On climate change, we’re seeing some positive signs, like action from countries like China. But there are ominous indicators data shows that the rate of sea level rise has tripled since 1990. How optimistic are you?

"Eternally. Not that it’s going to be the same, but I have a lot of optimism and trust and faith in the ability of people to do good, and to do right by each other, and also by the planet.

"We are a force of nature. We have demonstrated that as a species. But we can be a force for good. I think just enough of us have to be brave enough to collaborate to make that happen.

"I see that enough on a daily basis that it makes me feel very hopeful for the future. I think the future will be different from our past, that’s for sure. What we do today will really make a big difference for the future we have tomorrow."

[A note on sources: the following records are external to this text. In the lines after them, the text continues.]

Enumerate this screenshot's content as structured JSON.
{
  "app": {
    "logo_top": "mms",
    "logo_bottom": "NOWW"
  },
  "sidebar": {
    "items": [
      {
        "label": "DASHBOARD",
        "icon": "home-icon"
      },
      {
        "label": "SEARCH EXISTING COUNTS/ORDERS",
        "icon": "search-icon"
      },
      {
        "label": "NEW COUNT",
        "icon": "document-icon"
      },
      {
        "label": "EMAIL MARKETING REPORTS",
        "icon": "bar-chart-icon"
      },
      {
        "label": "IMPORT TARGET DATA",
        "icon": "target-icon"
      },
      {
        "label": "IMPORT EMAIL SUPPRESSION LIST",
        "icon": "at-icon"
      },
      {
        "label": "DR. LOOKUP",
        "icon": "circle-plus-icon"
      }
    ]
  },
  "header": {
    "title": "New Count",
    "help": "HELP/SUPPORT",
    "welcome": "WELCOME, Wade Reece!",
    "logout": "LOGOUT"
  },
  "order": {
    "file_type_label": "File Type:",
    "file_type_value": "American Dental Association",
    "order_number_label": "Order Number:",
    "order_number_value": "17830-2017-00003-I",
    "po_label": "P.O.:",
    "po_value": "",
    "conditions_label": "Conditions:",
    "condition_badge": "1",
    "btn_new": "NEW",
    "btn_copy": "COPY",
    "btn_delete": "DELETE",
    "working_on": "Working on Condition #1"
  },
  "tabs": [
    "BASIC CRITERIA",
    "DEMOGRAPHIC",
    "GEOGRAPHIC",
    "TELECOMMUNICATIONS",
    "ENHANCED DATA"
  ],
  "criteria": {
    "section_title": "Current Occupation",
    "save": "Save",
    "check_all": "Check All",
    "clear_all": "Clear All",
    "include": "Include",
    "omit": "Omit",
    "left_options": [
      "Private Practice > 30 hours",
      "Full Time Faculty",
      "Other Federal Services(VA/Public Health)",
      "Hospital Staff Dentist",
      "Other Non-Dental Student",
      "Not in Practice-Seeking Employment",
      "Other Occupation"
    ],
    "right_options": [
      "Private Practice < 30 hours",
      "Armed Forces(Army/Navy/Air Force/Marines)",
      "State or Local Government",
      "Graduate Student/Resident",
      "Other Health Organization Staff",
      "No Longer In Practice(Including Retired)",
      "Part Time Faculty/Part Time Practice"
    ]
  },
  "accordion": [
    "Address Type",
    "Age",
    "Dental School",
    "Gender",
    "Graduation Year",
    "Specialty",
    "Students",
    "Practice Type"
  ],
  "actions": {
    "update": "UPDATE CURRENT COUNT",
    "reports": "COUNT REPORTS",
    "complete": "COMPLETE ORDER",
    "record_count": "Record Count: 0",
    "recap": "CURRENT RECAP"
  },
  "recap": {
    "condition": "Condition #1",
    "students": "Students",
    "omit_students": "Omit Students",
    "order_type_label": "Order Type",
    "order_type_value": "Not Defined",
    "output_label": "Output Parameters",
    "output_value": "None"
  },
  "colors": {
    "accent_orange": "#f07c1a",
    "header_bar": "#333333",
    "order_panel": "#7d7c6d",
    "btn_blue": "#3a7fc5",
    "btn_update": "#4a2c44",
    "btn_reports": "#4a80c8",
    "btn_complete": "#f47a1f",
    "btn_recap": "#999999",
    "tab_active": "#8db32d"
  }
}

Protecting the boreal forests is crucial as the boreal forests store at least twice the amount of carbon per hectare than the Amazon forests. Global boreal forests are estimated to contain around 37% of the world's terrestrial carbon, or approximately 703 billion metric tonnes of carbon. Peatland ecosystems accounts for roughly 64% of the estimated global boreal forest carbon. Peat fires release significant amounts of carbon dioxide and other greenhouse gases. In addition, peat fires release mercury into the atmosphere at a rate 15 times greater than upland forests. Human impacts, such as climate change, draining of wetlands, deforestation and the exploitation of natural resources, are increasing the overall susceptibility of peatlands to fire. Climate change can also lead to melting of permafrost, which can in turn lead to additional peat material being consumed by fire.
(source: NRC, 2013-12-04: "Peatland fires and carbon emissions").
Within Canada, Ontario contains approximately 30% of Canadian peatland carbon, with a large majority of this residing in the Hudson Bay Lowland (HBL) area. Current estimates are that HBL peatlands contains 23.5 billion tonnes of carbon. A 2008 United Nations report dealing with carbon storage in protected areas identified the HBL as a region where soil carbon storage levels are among the highest in the world. The authors of this report suggested that the large amount of carbon stored within protected areas, particularly in proportion to the land area covered , means that these areas could play a significant role in climate change mitigation. They further suggested that "investing in protected areas" could be a valuable component of a national strategy for reducing emissions.
(source: Ontario MNR, 2011: " Climate Change, Carbon Sequestration and Forest Fire Protection in the Canadian Boreal Zone")
Of Canada's 270 Mha boreal forest area, 145 Mha are considered managed for the purpose of reporting GHG emissions and removals, and 125 Mha are unmanaged. The managed forest area in the boreal zone stores approximately 28 billion tonnes of carbon. In the late 1980's, Canadian Forest Service scientists began developing a sophisticated model of Canada's forest carbon budget in anticipation of the need to better understand and quantify the role of Canadian forests in the global carbon budget. The CBM-CFS is a national-scale model of forest biomass, soil and forest product sector carbon dynamics that has been used since the early 1990s to assess the net carbon budget of managed forests in Canada. Since the carbon balance in managed forests has moved from being a "sink" to generally a "source" of carbon emissions in the last two decades (climate change being recognized as a major factor in the increase of forest fires), Canada, under the Harper administration, decided not to include forest management in its Kyoto Protocol accounting for the 2008 to 2012 commitment period (in 2012, Canada decided to get out of the Kyoto Protocol). That policy continues to this day and has been adopted by the new government (with the same emissions reduction target). The Trudeau government still don't recognize the negative impacts of climate change on Canada's forests and even went further than the previous government by affirming that "natural disturbances" (e.g. wildfires, peat fires, insect infestations, etc) in Canada's managed forests are "non-anthropogenic" (Canada's Second Biennial Report on Climate Change to the UNFCCC, Section 5.1 footnote).